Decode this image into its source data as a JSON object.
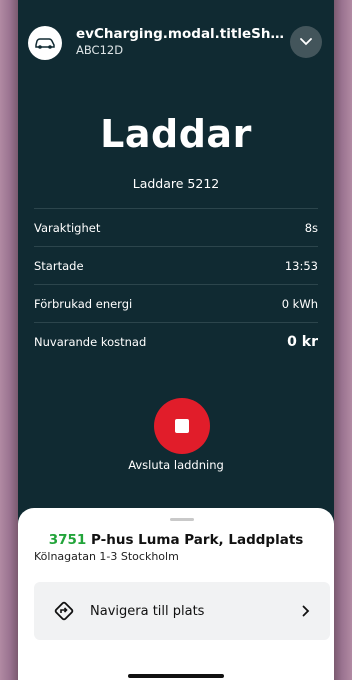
{
  "header": {
    "modal_title": "evCharging.modal.titleShe...",
    "plate": "ABC12D",
    "avatar_icon": "car-icon",
    "toggle_icon": "chevron-down-icon"
  },
  "status": {
    "title": "Laddar",
    "charger": "Laddare 5212"
  },
  "rows": [
    {
      "label": "Varaktighet",
      "value": "8s"
    },
    {
      "label": "Startade",
      "value": "13:53"
    },
    {
      "label": "Förbrukad energi",
      "value": "0 kWh"
    },
    {
      "label": "Nuvarande kostnad",
      "value": "0 kr"
    }
  ],
  "stop": {
    "label": "Avsluta laddning",
    "icon": "stop-icon",
    "color": "#e11d2a"
  },
  "location": {
    "number": "3751",
    "name": "P-hus Luma Park, Laddplats",
    "address": "Kölnagatan 1-3 Stockholm"
  },
  "navigate": {
    "label": "Navigera till plats",
    "icon": "directions-icon",
    "arrow_icon": "chevron-right-icon"
  },
  "colors": {
    "background": "#102a32",
    "accent_green": "#22a43a",
    "stop_red": "#e11d2a"
  }
}
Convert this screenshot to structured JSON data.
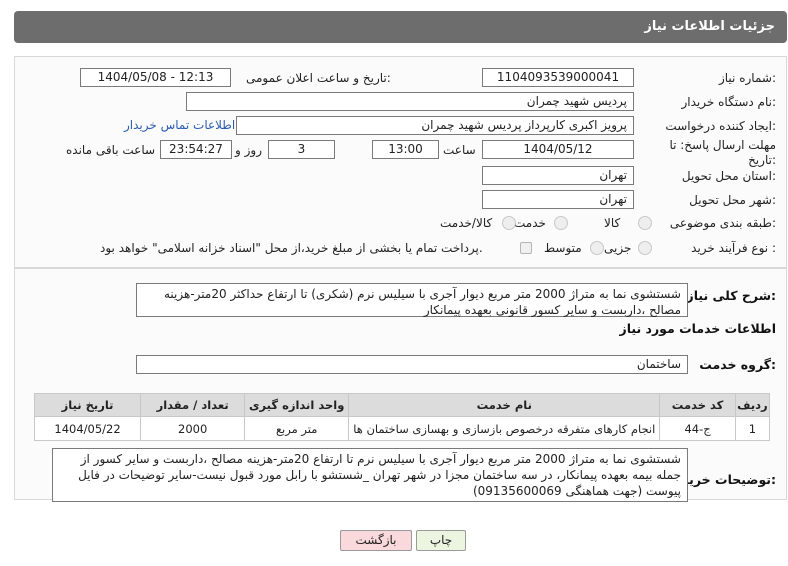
{
  "header": {
    "title": "جزئیات اطلاعات نیاز"
  },
  "fields": {
    "need_number_label": "شماره نیاز:",
    "need_number": "1104093539000041",
    "announce_label": "تاریخ و ساعت اعلان عمومی:",
    "announce_value": "1404/05/08 - 12:13",
    "buyer_org_label": "نام دستگاه خریدار:",
    "buyer_org": "پردیس شهید چمران",
    "requester_label": "ایجاد کننده درخواست:",
    "requester": "پرویز اکبری کارپرداز پردیس شهید چمران",
    "contact_link": "اطلاعات تماس خریدار",
    "deadline_label_1": "مهلت ارسال پاسخ: تا",
    "deadline_label_2": "تاریخ:",
    "deadline_date": "1404/05/12",
    "time_label": "ساعت",
    "deadline_time": "13:00",
    "days_value": "3",
    "days_label": "روز و",
    "remaining_time": "23:54:27",
    "remaining_label": "ساعت باقی مانده",
    "province_label": "استان محل تحویل:",
    "province": "تهران",
    "city_label": "شهر محل تحویل:",
    "city": "تهران",
    "category_label": "طبقه بندی موضوعی:",
    "category_options": [
      "کالا",
      "خدمت",
      "کالا/خدمت"
    ],
    "process_label": "نوع فرآیند خرید :",
    "process_options": [
      "جزیی",
      "متوسط"
    ],
    "payment_note": "پرداخت تمام یا بخشی از مبلغ خرید،از محل \"اسناد خزانه اسلامی\" خواهد بود."
  },
  "summary": {
    "label": "شرح کلی نیاز:",
    "text": "شستشوی نما به متراژ 2000 متر مربع دیوار آجری با سیلیس نرم (شکری) تا ارتفاع حداکثر 20متر-هزینه مصالح ،داربست و سایر کسور قانونی بعهده پیمانکار"
  },
  "services": {
    "section_title": "اطلاعات خدمات مورد نیاز",
    "group_label": "گروه خدمت:",
    "group_value": "ساختمان",
    "columns": [
      "ردیف",
      "کد خدمت",
      "نام خدمت",
      "واحد اندازه گیری",
      "تعداد / مقدار",
      "تاریخ نیاز"
    ],
    "rows": [
      [
        "1",
        "ج-44",
        "انجام کارهای متفرقه درخصوص بازسازی و بهسازی ساختمان ها",
        "متر مربع",
        "2000",
        "1404/05/22"
      ]
    ]
  },
  "buyer_notes": {
    "label": "توضیحات خریدار:",
    "text": "شستشوی نما به متراژ 2000 متر مربع دیوار آجری با سیلیس نرم تا ارتفاع 20متر-هزینه مصالح ،داربست و سایر کسور از جمله بیمه بعهده پیمانکار، در سه ساختمان مجزا در شهر تهران _شستشو با رابل مورد قبول نیست-سایر توضیحات در فایل پیوست (جهت هماهنگی 09135600069)"
  },
  "buttons": {
    "print": "چاپ",
    "back": "بازگشت"
  },
  "colors": {
    "header_bg": "#6d6d6d",
    "back_button_bg": "#f9d9dc",
    "link": "#2a5db0"
  }
}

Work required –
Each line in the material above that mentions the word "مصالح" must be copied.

Response area –
    "text": "شستشوی نما به متراژ 2000 متر مربع دیوار آجری با سیلیس نرم (شکری) تا ارتفاع حداکثر 20متر-هزینه مصالح ،داربست و سایر کسور قانونی بعهده پیمانکار"
    "text": "شستشوی نما به متراژ 2000 متر مربع دیوار آجری با سیلیس نرم تا ارتفاع 20متر-هزینه مصالح ،داربست و سایر کسور از جمله بیمه بعهده پیمانکار، در سه ساختمان مجزا در شهر تهران _شستشو با رابل مورد قبول نیست-سایر توضیحات در فایل پیوست (جهت هماهنگی 09135600069)"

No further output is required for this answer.